Task:
Retype all of the data. Every line must match exactly.

Materials provided:
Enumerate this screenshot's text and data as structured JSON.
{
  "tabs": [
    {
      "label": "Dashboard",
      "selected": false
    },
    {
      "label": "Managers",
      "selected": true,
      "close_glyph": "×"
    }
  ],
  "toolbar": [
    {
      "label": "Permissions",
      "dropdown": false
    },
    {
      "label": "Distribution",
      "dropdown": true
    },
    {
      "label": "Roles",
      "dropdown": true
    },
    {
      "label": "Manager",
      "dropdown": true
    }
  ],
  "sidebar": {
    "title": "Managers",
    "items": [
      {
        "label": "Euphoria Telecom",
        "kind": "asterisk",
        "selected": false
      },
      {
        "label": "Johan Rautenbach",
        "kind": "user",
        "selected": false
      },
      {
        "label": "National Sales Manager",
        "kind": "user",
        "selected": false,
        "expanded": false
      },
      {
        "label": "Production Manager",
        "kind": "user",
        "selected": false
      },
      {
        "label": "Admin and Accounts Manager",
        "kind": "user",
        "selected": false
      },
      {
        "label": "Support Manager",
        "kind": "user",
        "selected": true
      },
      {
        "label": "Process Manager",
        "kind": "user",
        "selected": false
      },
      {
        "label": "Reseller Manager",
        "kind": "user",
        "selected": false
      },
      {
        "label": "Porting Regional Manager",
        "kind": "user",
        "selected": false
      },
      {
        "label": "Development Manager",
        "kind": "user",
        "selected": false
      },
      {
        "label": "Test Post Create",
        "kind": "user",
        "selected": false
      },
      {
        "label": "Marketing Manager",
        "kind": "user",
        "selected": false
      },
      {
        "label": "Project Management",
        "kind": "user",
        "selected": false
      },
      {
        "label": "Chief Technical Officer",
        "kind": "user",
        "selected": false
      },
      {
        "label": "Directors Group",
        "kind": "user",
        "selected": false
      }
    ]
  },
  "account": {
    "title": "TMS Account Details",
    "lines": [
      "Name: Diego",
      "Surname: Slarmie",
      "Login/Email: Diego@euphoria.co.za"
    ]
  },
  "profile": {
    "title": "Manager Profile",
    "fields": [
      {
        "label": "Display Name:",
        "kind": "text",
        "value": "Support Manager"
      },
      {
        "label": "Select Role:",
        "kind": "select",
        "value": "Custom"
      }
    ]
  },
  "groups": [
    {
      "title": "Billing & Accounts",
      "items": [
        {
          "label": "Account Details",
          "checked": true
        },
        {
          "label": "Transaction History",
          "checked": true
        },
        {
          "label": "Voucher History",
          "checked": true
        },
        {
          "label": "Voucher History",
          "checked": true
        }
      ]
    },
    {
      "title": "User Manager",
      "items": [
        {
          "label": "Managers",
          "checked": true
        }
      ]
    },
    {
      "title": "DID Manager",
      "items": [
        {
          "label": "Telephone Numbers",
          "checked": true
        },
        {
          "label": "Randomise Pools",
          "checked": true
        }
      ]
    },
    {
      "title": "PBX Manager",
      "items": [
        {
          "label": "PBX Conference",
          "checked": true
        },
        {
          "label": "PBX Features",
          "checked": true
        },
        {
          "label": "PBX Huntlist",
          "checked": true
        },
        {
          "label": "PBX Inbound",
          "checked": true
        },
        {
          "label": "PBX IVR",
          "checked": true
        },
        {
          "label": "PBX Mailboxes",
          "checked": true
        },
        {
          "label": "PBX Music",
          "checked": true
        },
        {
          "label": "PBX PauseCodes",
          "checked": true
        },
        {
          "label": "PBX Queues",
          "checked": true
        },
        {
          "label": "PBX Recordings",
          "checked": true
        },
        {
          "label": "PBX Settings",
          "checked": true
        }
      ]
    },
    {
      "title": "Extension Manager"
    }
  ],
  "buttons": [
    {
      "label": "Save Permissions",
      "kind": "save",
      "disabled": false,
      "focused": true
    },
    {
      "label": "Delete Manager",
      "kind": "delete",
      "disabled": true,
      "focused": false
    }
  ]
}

Solution below:
Enumerate this screenshot's text and data as structured JSON.
{
  "tabs": [
    {
      "label": "Dashboard",
      "selected": false
    },
    {
      "label": "Managers",
      "selected": true,
      "close_glyph": "×"
    }
  ],
  "toolbar": [
    {
      "label": "Permissions",
      "dropdown": false
    },
    {
      "label": "Distribution",
      "dropdown": true
    },
    {
      "label": "Roles",
      "dropdown": true
    },
    {
      "label": "Manager",
      "dropdown": true
    }
  ],
  "sidebar": {
    "title": "Managers",
    "items": [
      {
        "label": "Euphoria Telecom",
        "kind": "asterisk",
        "selected": false
      },
      {
        "label": "Johan Rautenbach",
        "kind": "user",
        "selected": false
      },
      {
        "label": "National Sales Manager",
        "kind": "user",
        "selected": false,
        "expanded": false
      },
      {
        "label": "Production Manager",
        "kind": "user",
        "selected": false
      },
      {
        "label": "Admin and Accounts Manager",
        "kind": "user",
        "selected": false
      },
      {
        "label": "Support Manager",
        "kind": "user",
        "selected": true
      },
      {
        "label": "Process Manager",
        "kind": "user",
        "selected": false
      },
      {
        "label": "Reseller Manager",
        "kind": "user",
        "selected": false
      },
      {
        "label": "Porting Regional Manager",
        "kind": "user",
        "selected": false
      },
      {
        "label": "Development Manager",
        "kind": "user",
        "selected": false
      },
      {
        "label": "Test Post Create",
        "kind": "user",
        "selected": false
      },
      {
        "label": "Marketing Manager",
        "kind": "user",
        "selected": false
      },
      {
        "label": "Project Management",
        "kind": "user",
        "selected": false
      },
      {
        "label": "Chief Technical Officer",
        "kind": "user",
        "selected": false
      },
      {
        "label": "Directors Group",
        "kind": "user",
        "selected": false
      }
    ]
  },
  "account": {
    "title": "TMS Account Details",
    "lines": [
      "Name: Diego",
      "Surname: Slarmie",
      "Login/Email: Diego@euphoria.co.za"
    ]
  },
  "profile": {
    "title": "Manager Profile",
    "fields": [
      {
        "label": "Display Name:",
        "kind": "text",
        "value": "Support Manager"
      },
      {
        "label": "Select Role:",
        "kind": "select",
        "value": "Custom"
      }
    ]
  },
  "groups": [
    {
      "title": "Billing & Accounts",
      "items": [
        {
          "label": "Account Details",
          "checked": true
        },
        {
          "label": "Transaction History",
          "checked": true
        },
        {
          "label": "Voucher History",
          "checked": true
        },
        {
          "label": "Voucher History",
          "checked": true
        }
      ]
    },
    {
      "title": "User Manager",
      "items": [
        {
          "label": "Managers",
          "checked": true
        }
      ]
    },
    {
      "title": "DID Manager",
      "items": [
        {
          "label": "Telephone Numbers",
          "checked": true
        },
        {
          "label": "Randomise Pools",
          "checked": true
        }
      ]
    },
    {
      "title": "PBX Manager",
      "items": [
        {
          "label": "PBX Conference",
          "checked": true
        },
        {
          "label": "PBX Features",
          "checked": true
        },
        {
          "label": "PBX Huntlist",
          "checked": true
        },
        {
          "label": "PBX Inbound",
          "checked": true
        },
        {
          "label": "PBX IVR",
          "checked": true
        },
        {
          "label": "PBX Mailboxes",
          "checked": true
        },
        {
          "label": "PBX Music",
          "checked": true
        },
        {
          "label": "PBX PauseCodes",
          "checked": true
        },
        {
          "label": "PBX Queues",
          "checked": true
        },
        {
          "label": "PBX Recordings",
          "checked": true
        },
        {
          "label": "PBX Settings",
          "checked": true
        }
      ]
    },
    {
      "title": "Extension Manager"
    }
  ],
  "buttons": [
    {
      "label": "Save Permissions",
      "kind": "save",
      "disabled": false,
      "focused": true
    },
    {
      "label": "Delete Manager",
      "kind": "delete",
      "disabled": true,
      "focused": false
    }
  ]
}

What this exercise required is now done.